◆ PROVIDED INFORMATION

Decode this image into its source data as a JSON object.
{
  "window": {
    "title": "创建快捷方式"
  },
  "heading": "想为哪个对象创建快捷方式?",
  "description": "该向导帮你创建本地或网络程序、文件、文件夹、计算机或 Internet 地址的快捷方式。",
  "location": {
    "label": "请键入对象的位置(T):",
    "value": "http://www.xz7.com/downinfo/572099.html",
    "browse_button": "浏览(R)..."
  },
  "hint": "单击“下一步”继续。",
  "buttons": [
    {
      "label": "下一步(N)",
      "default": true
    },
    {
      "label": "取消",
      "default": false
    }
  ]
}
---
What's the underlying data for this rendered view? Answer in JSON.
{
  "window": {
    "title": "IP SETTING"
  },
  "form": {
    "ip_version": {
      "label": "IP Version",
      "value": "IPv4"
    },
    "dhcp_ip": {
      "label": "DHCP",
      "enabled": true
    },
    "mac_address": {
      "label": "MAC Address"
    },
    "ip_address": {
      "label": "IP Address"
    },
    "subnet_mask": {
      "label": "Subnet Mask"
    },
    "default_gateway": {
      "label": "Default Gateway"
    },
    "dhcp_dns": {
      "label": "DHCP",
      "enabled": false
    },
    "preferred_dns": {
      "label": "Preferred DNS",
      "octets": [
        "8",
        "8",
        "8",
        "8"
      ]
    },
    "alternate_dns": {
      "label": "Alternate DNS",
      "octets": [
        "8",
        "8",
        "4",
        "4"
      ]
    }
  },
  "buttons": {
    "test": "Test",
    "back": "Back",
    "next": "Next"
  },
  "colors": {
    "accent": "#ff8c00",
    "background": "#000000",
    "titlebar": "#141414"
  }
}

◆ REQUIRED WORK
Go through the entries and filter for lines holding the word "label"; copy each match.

◆ YOUR SOLUTION
    "label": "请键入对象的位置(T):",
      "label": "下一步(N)",
      "label": "取消",
      "label": "IP Version",
      "label": "DHCP",
      "label": "MAC Address"
      "label": "IP Address"
      "label": "Subnet Mask"
      "label": "Default Gateway"
      "label": "DHCP",
      "label": "Preferred DNS",
      "label": "Alternate DNS",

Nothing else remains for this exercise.